There is also another issue at play. Quite aside from the issue of what happens to the nappy when it leaves my house, I hate the way Pampers nappies smell when they get wet. They reek, and then they sit in the bathroom bin and fill the room with the special nasty smell every time it is opened until someone (me) empties it. I am quite fine with the smell of baby wee and poo on the cloth, but the chemical nastiness in the Pampers makes me want to retch. Kit & Kin smell of nothing. Hell Yeah. Oh and they don't seem to leak, this is probably quite an important observation. They also use some of their profits to help buy the rainforest through the World Land Trust - but you have to subscribe to get that and I like to be haphazard in my purchasing of nappies.
So, I think I have found a way to be ok with using disposable nappies at night and when Pip's digestive tract wants to dissolve his bum and when husband can't be bothered with the wrap and poppers that come with cloth (Totsbots bamboozle, Motherease wrap + fleece liner in case you want to know what works in this house) and I can cope with the extra bit of cost. But why can't the brand leader with shit loads of money do it too? Is the science too complex for the laboratories at P&G or are they not well funded enough to work it out? No, they just make so much money and have zero incentive to do anything to change the way they make and operate - after all, they only have to make, they don't have to dispose. I bet if they had to pay to deal with the end product, biodegradable nappies would be the only thing on the shelf.

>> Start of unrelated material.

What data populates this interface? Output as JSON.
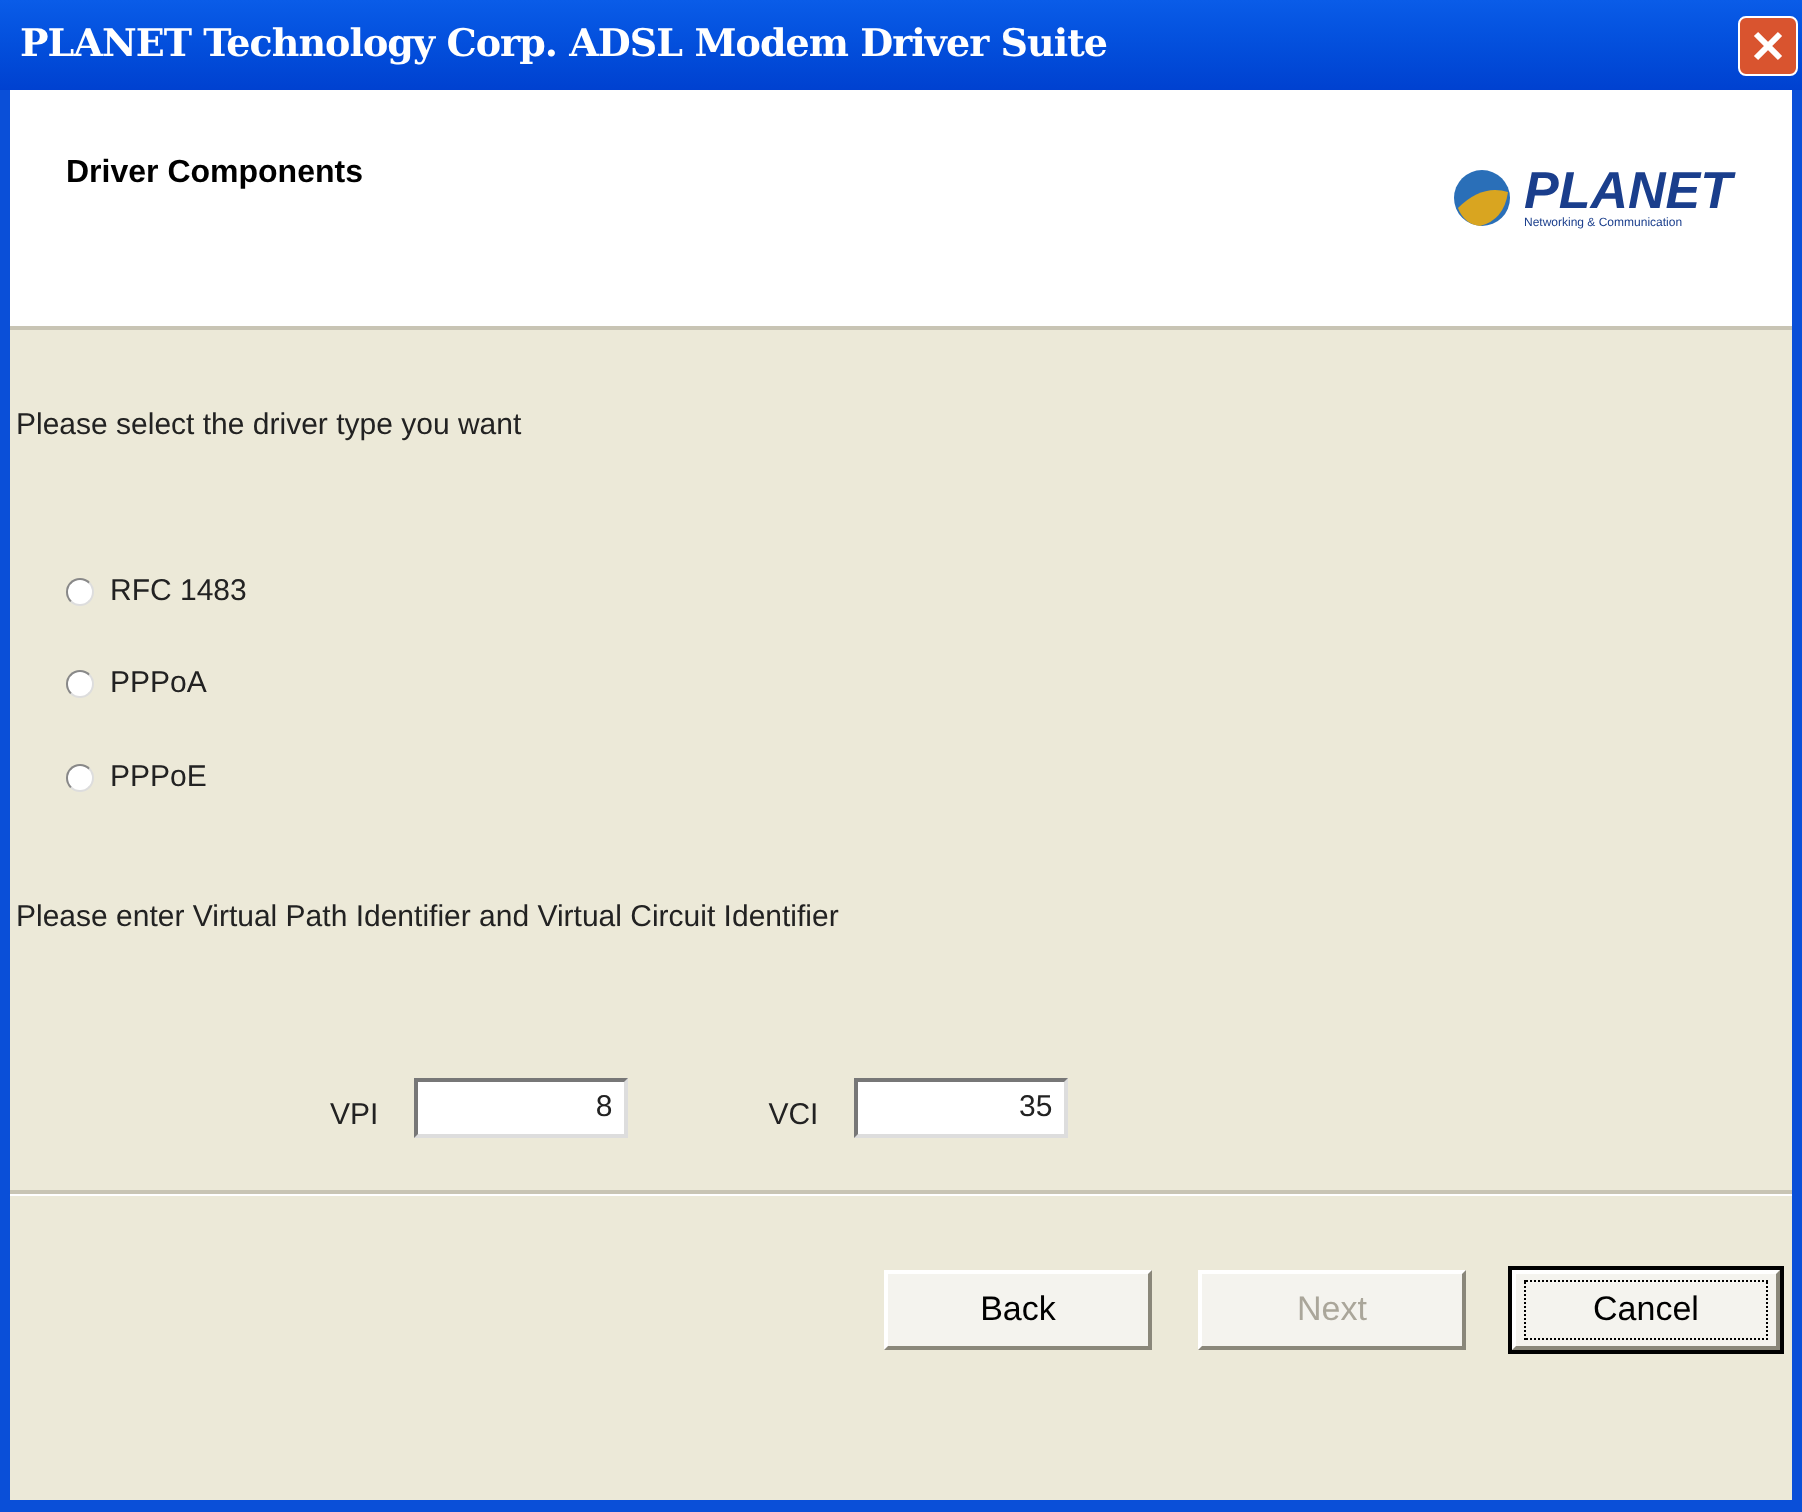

- and as a final comment, I followed my interest to the World Land Trust and decided I like them. I sign petitions asking governments to stop palm oil deforestation and other crimes against the rainforest, but I don't really know how much good they do. So this morning I gave them a donation, hopefully it'll mean they can save another chunk of the rainforest from being hacked to pieces. David Attenborough says this of them 'The money that is given to the World Land Trust, in my estimation, has more effect on the wild world than almost anything I can think of.' So, two good things done, not nasty nappies and protecting the trees. Anyone else want to do something positive today?